John Fitch
(1743-1798)
  John Fitch, fresco in
the U.S. Capitol,
Washington, D.C.
   John Fitch    John Fitch,
American inventor
 
John Fitch had served in the Revolutionary War and had seen many Indian canoes being paddled by multiple Indians in synchronization with each other.  He came to realize the potential importance to commerce of boat traffic on rivers in America for the coming Industrial Revolution, and the need for powerboats to move upstream or downstream at will, independent of weather, currents and tides.
 
His boat design was inspired by the sight years earlier of a canoe full of Indian warriors racing through the water. And so his natural inclination was to use the newly invented steam engine to reproduce the movements of those Indian paddlers using canoe paddles.  
 
Fitch discussed his plans with many potential investors, including Benjamin Franklin and George Washington, but was unable to secure investment in his steamboat.  Even after Fitch built his first steamboat in 1787 and took Constitutional Convention delegates on a boat ride on the Delaware River, support was not forthcoming.  So Fitch scraped together private funding to finance his venture.
 
Another problem was that Britain had prohibited the importation of the new steam engine technology to America.  But Fitch, undaunted, built his own steam engine from scratch.  He combined the features of several different styles of steam engines, and overcoming many mistakes, developed one that was small and light enough to be mounted on a boat.  Then it was just a matter of creating the mechanical linkage from the steam engine to drive the paddles. 
 
It was an odd machine, propelled by twin racks of Indian-canoe paddles, six on each side of the boat, twelve paddles in total.  At any one time, three paddles on each side would be performing a draw stroke for propulsion, while the other three paddles on that side were being lifted and returned to the forward position in preparation for the next draw stroke.  Thus, there was little or no pause between strokes, providing continuous forward propulsion.  
 
   
Fitch's Indian paddle
canoe steamboat design
     Fitch's 1787 Philadelphia
steamboat, featuring his
crank and paddle design

By the summer of 1790, Fitch used it in a successful passenger line, offering three round-trips per week between Philadelphia, Pennsylvania, and Trenton, New Jersey.

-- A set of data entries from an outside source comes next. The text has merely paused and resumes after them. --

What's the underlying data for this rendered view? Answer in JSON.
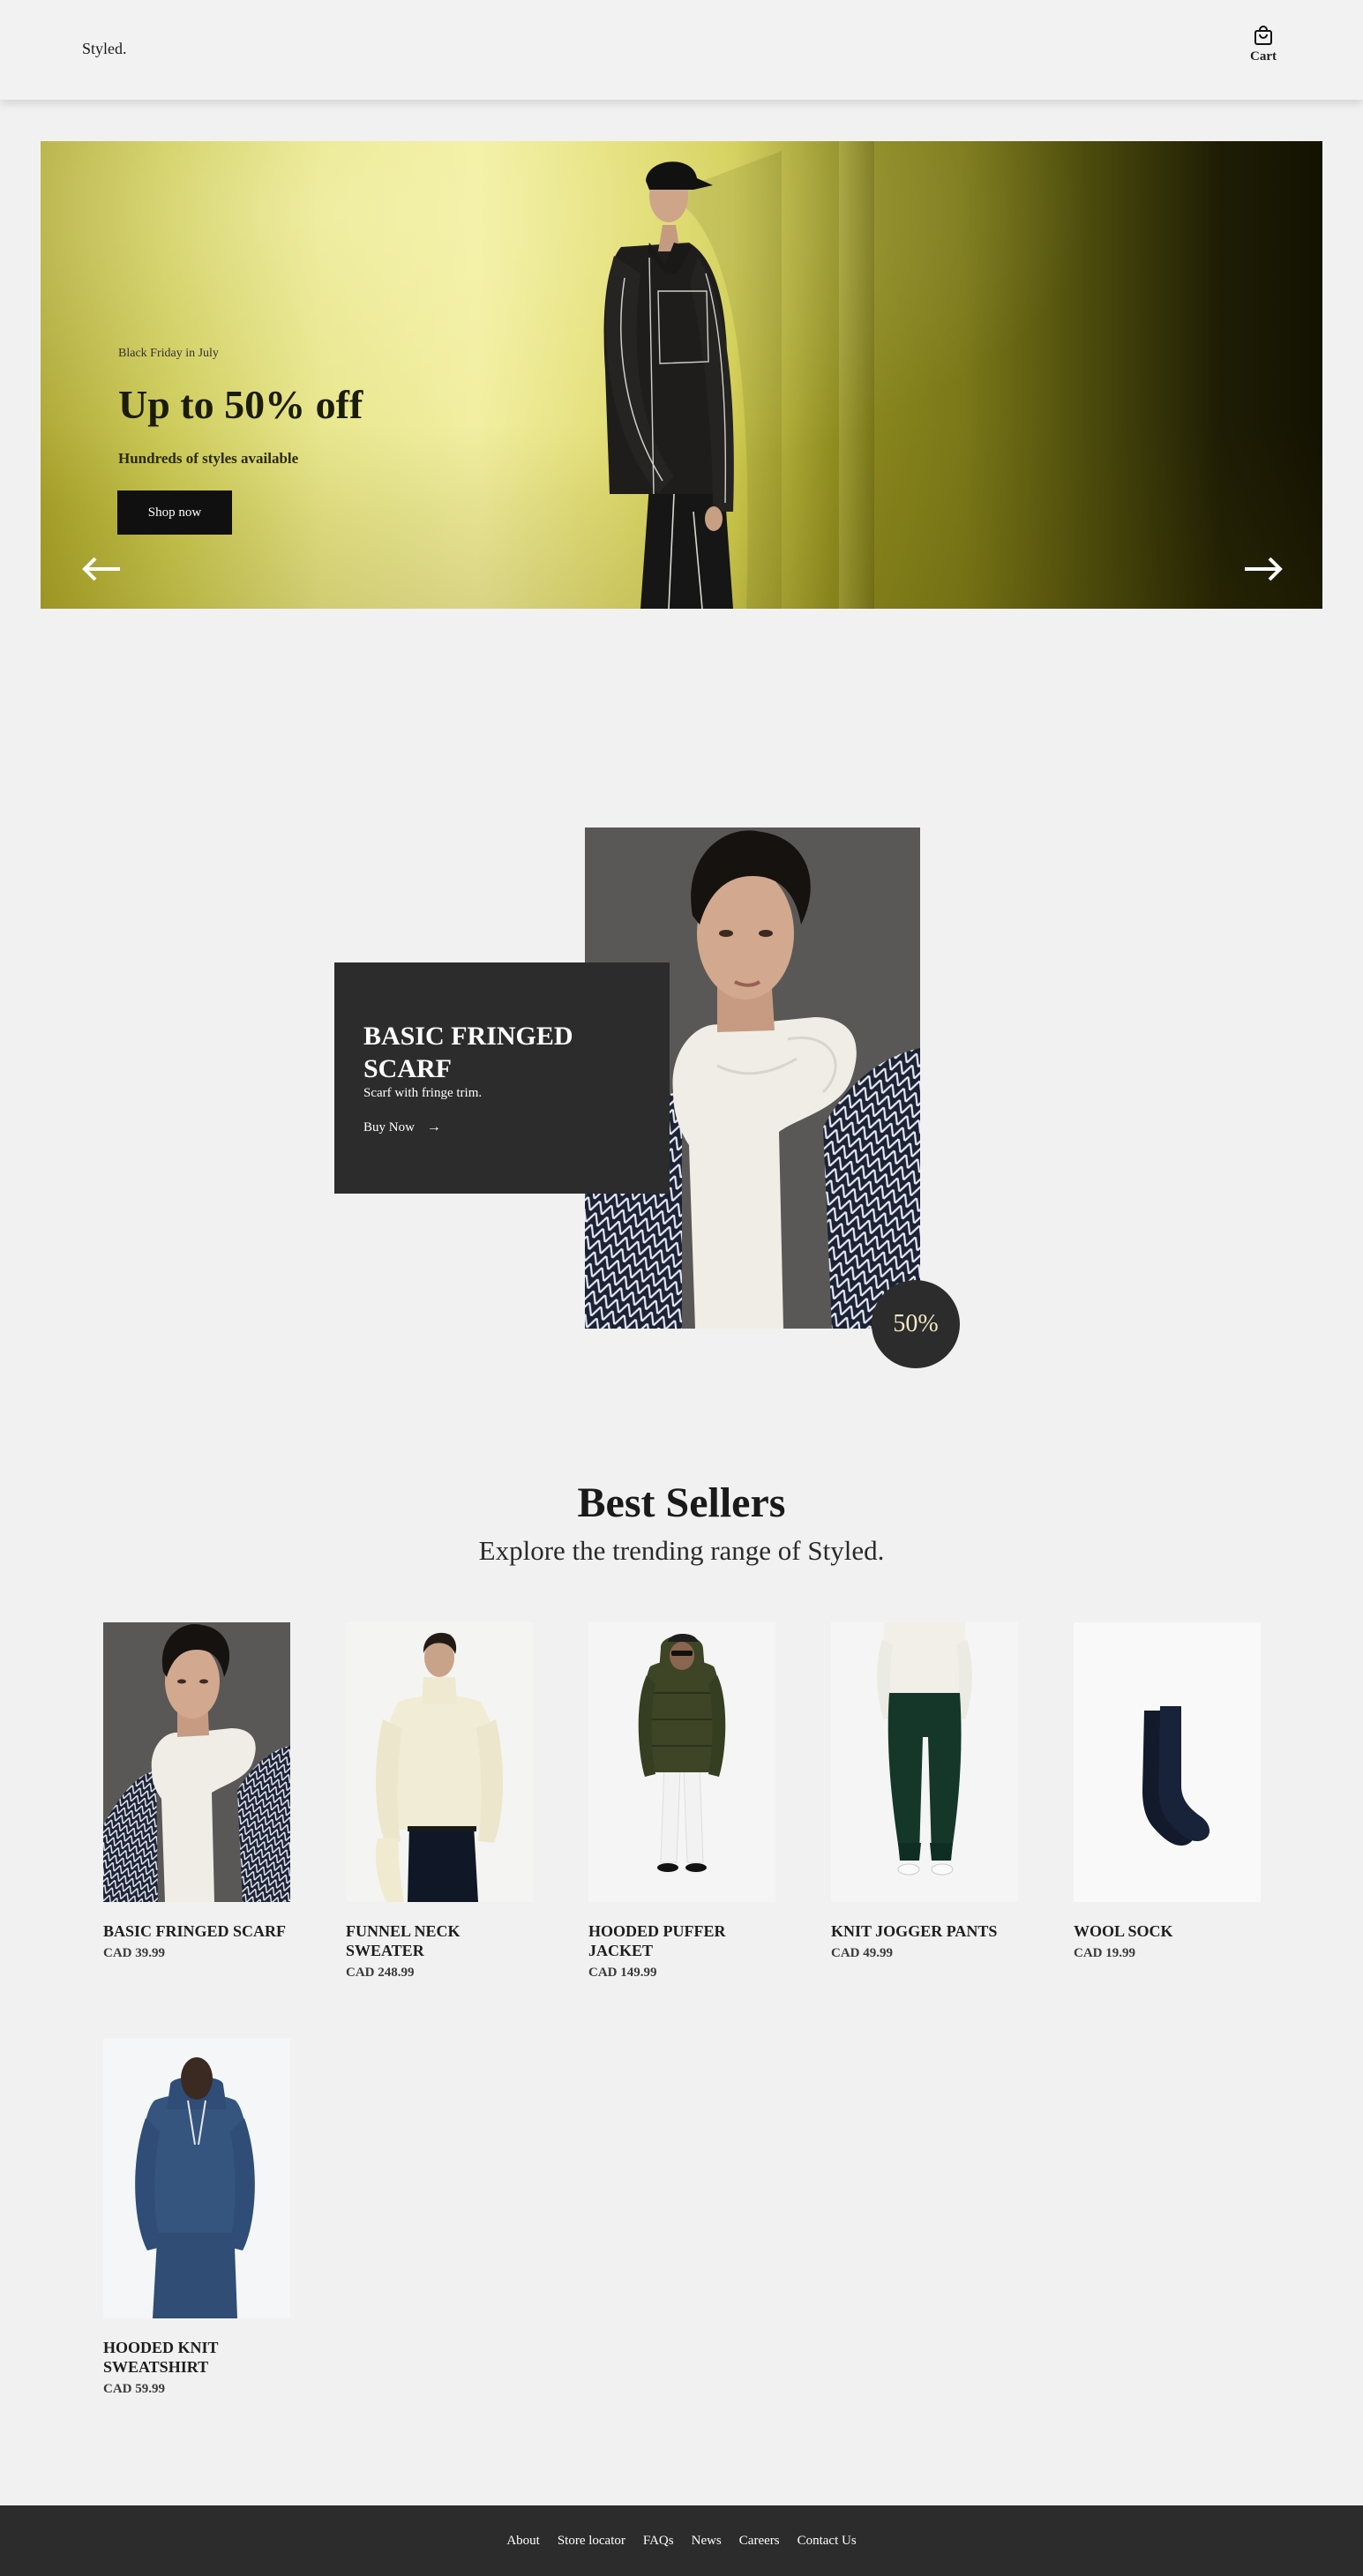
{
  "header": {
    "logo": "Styled.",
    "cart_label": "Cart",
    "cart_icon": "shopping-bag-icon"
  },
  "hero": {
    "eyebrow": "Black Friday in July",
    "title": "Up to 50% off",
    "subtitle": "Hundreds of styles available",
    "button_label": "Shop now",
    "prev_icon": "arrow-left-icon",
    "next_icon": "arrow-right-icon",
    "background_colors": [
      "#e6e487",
      "#131202"
    ]
  },
  "featured": {
    "title": "BASIC FRINGED SCARF",
    "description": "Scarf with fringe trim.",
    "link_label": "Buy Now",
    "link_arrow": "→",
    "badge": "50%",
    "card_color": "#2c2c2c"
  },
  "best_sellers": {
    "title": "Best Sellers",
    "subtitle": "Explore the trending range of Styled.",
    "products": [
      {
        "name": "Basic Fringed Scarf",
        "price": "CAD 39.99"
      },
      {
        "name": "Funnel Neck Sweater",
        "price": "CAD 248.99"
      },
      {
        "name": "Hooded Puffer Jacket",
        "price": "CAD 149.99"
      },
      {
        "name": "Knit Jogger Pants",
        "price": "CAD 49.99"
      },
      {
        "name": "Wool Sock",
        "price": "CAD 19.99"
      },
      {
        "name": "Hooded Knit Sweatshirt",
        "price": "CAD 59.99"
      }
    ]
  },
  "footer": {
    "links": [
      "About",
      "Store locator",
      "FAQs",
      "News",
      "Careers",
      "Contact Us"
    ]
  }
}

He logged thousands of miles at six to eight mph carrying passengers that summer.  Estimates of miles traveled that summer range from 1,300 to 3,000 miles, and Fitch claimed that the boat often went for 500 miles without mechanical problems.  But it failed commercially - people wouldn't take it seriously. All they saw was a curiosity - a stunt.

Fitch had demonstrated that steamboat travel was viable. Future innovators like Robert Fulton, with better financial, political and patent backing, two decades later, would make Fitch's vision of steamboats plying American waterways a reality.  
 
 
Here is a video of a scale model built using Fitch's design, showing the mechanics in action: 
Youtube - Fitch Indian paddle steamboat
 
Fitch later modified his design, drawing inspiration from nature, using paddles to imitate the motions of ducks swimming with their feet:
Youtube - Fitch duck paddle steamboat
 
Of course, neither one could do a J-stroke, a draw or a pry...
 

The author, John Rich